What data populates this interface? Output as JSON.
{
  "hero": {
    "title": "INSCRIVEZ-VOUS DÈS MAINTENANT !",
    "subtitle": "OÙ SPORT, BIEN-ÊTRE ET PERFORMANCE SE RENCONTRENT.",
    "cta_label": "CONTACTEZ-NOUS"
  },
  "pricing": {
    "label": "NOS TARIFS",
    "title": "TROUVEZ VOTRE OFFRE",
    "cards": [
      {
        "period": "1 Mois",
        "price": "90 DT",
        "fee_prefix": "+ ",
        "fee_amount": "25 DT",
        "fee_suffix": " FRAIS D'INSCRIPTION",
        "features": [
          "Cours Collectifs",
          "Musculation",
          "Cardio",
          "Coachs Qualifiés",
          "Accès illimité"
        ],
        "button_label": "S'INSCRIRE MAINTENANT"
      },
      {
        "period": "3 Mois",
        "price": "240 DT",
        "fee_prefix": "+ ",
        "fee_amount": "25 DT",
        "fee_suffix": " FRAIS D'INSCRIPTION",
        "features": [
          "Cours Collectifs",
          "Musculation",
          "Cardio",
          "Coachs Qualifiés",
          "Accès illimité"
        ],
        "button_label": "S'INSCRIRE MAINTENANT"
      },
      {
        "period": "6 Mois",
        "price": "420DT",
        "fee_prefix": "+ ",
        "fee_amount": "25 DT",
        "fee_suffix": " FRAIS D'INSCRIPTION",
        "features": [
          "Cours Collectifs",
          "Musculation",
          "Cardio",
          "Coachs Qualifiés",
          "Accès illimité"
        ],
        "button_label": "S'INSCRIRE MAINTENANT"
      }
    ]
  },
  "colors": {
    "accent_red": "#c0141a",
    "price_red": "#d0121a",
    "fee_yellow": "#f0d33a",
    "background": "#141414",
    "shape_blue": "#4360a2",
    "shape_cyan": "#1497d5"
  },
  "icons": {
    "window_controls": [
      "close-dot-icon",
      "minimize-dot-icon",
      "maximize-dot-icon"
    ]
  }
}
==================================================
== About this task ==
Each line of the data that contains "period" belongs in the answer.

== Answer to the problem ==
        "period": "1 Mois",
        "period": "3 Mois",
        "period": "6 Mois",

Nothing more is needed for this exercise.